- **Exercise prompt**: The records below hold pictures; please leave those out and retype the rest exactly.

- **Source information**:
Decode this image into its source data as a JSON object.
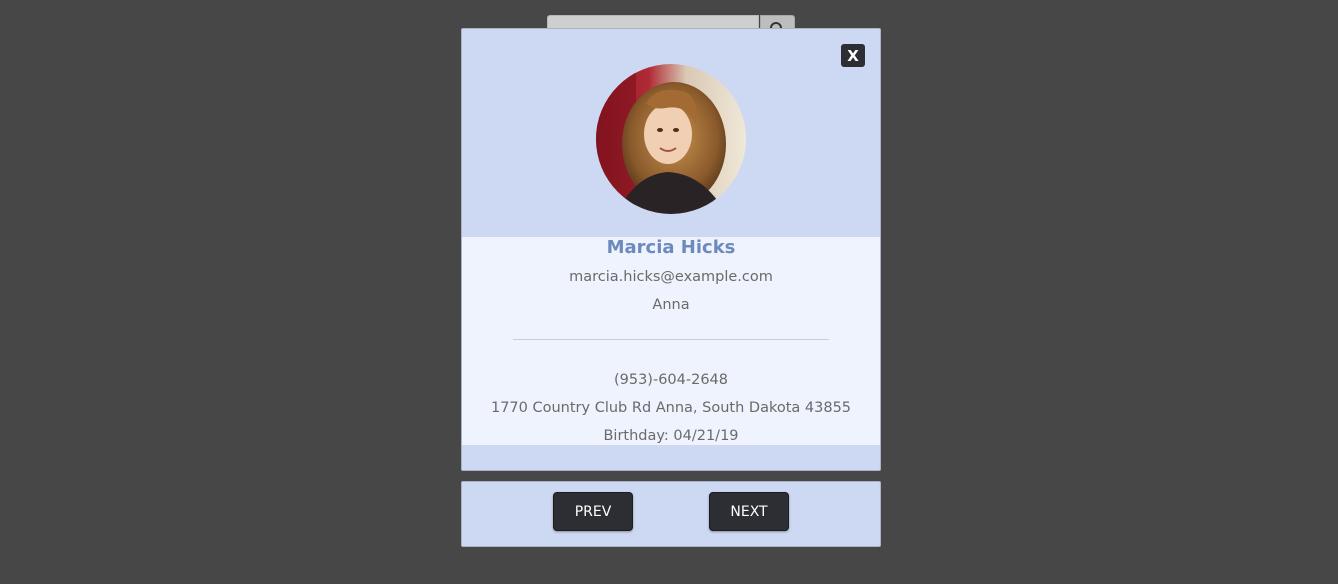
{
  "colors": {
    "overlay": "#474747",
    "modal_bg": "#cdd9f3",
    "info_bg": "#eff3fd",
    "name_color": "#6c8abd",
    "button_bg": "#2c2e33"
  },
  "background": {
    "search_button_icon": "search-icon"
  },
  "modal": {
    "close_label": "X",
    "avatar_alt": "avatar",
    "name": "Marcia Hicks",
    "email": "marcia.hicks@example.com",
    "city": "Anna",
    "phone": "(953)-604-2648",
    "address": "1770 Country Club Rd Anna, South Dakota 43855",
    "birthday": "Birthday: 04/21/19"
  },
  "nav": {
    "prev_label": "PREV",
    "next_label": "NEXT"
  }
}
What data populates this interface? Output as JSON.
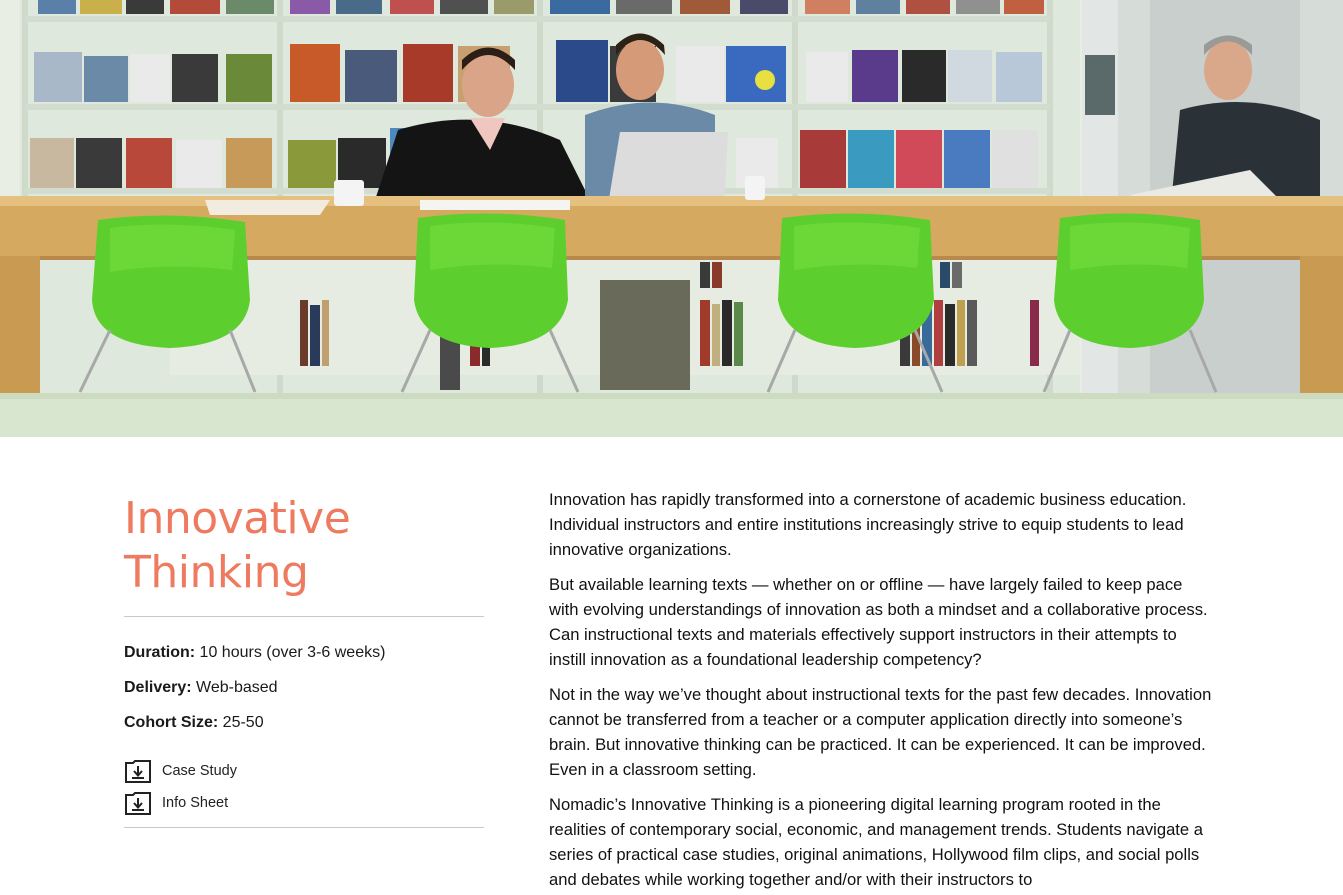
{
  "hero": {
    "image": "photo of three people working at a long wooden library table with bright green chairs in front of magazine shelves"
  },
  "program": {
    "title_line1": "Innovative",
    "title_line2": "Thinking",
    "details": [
      {
        "key": "Duration:",
        "value": " 10 hours (over 3-6 weeks)"
      },
      {
        "key": "Delivery:",
        "value": " Web-based"
      },
      {
        "key": "Cohort Size:",
        "value": " 25-50"
      }
    ],
    "downloads": [
      {
        "label": "Case Study",
        "icon": "download-tray-icon"
      },
      {
        "label": "Info Sheet",
        "icon": "download-tray-icon"
      }
    ]
  },
  "body": {
    "paragraphs": [
      "Innovation has rapidly transformed into a cornerstone of academic business education. Individual instructors and entire institutions increasingly strive to equip students to lead innovative organizations.",
      "But available learning texts — whether on or offline — have largely failed to keep pace with evolving understandings of innovation as both a mindset and a collaborative process. Can instructional texts and materials effectively support instructors in their attempts to instill innovation as a foundational leadership competency?",
      "Not in the way we’ve thought about instructional texts for the past few decades. Innovation cannot be transferred from a teacher or a computer application directly into someone’s brain. But innovative thinking can be practiced. It can be experienced. It can be improved. Even in a classroom setting.",
      "Nomadic’s Innovative Thinking is a pioneering digital learning program rooted in the realities of contemporary social, economic, and management trends. Students navigate a series of practical case studies, original animations, Hollywood film clips, and social polls and debates while working together and/or with their instructors to"
    ]
  },
  "colors": {
    "title": "#ee7a5f",
    "chair_green": "#5ccf2e",
    "table_wood": "#d8ad63",
    "rule": "#c9c9c9"
  }
}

- **Completed task**:
Decode this image into its source data as a JSON object.
{
  "colors": {
    "overlay": "#474747",
    "modal_bg": "#cdd9f3",
    "info_bg": "#eff3fd",
    "name_color": "#6c8abd",
    "button_bg": "#2c2e33"
  },
  "background": {
    "search_button_icon": "search-icon"
  },
  "modal": {
    "close_label": "X",
    "avatar_alt": "avatar",
    "name": "Marcia Hicks",
    "email": "marcia.hicks@example.com",
    "city": "Anna",
    "phone": "(953)-604-2648",
    "address": "1770 Country Club Rd Anna, South Dakota 43855",
    "birthday": "Birthday: 04/21/19"
  },
  "nav": {
    "prev_label": "PREV",
    "next_label": "NEXT"
  }
}
What data populates this interface? Output as JSON.
{
  "hero": {
    "image": "photo of three people working at a long wooden library table with bright green chairs in front of magazine shelves"
  },
  "program": {
    "title_line1": "Innovative",
    "title_line2": "Thinking",
    "details": [
      {
        "key": "Duration:",
        "value": " 10 hours (over 3-6 weeks)"
      },
      {
        "key": "Delivery:",
        "value": " Web-based"
      },
      {
        "key": "Cohort Size:",
        "value": " 25-50"
      }
    ],
    "downloads": [
      {
        "label": "Case Study",
        "icon": "download-tray-icon"
      },
      {
        "label": "Info Sheet",
        "icon": "download-tray-icon"
      }
    ]
  },
  "body": {
    "paragraphs": [
      "Innovation has rapidly transformed into a cornerstone of academic business education. Individual instructors and entire institutions increasingly strive to equip students to lead innovative organizations.",
      "But available learning texts — whether on or offline — have largely failed to keep pace with evolving understandings of innovation as both a mindset and a collaborative process. Can instructional texts and materials effectively support instructors in their attempts to instill innovation as a foundational leadership competency?",
      "Not in the way we’ve thought about instructional texts for the past few decades. Innovation cannot be transferred from a teacher or a computer application directly into someone’s brain. But innovative thinking can be practiced. It can be experienced. It can be improved. Even in a classroom setting.",
      "Nomadic’s Innovative Thinking is a pioneering digital learning program rooted in the realities of contemporary social, economic, and management trends. Students navigate a series of practical case studies, original animations, Hollywood film clips, and social polls and debates while working together and/or with their instructors to"
    ]
  },
  "colors": {
    "title": "#ee7a5f",
    "chair_green": "#5ccf2e",
    "table_wood": "#d8ad63",
    "rule": "#c9c9c9"
  }
}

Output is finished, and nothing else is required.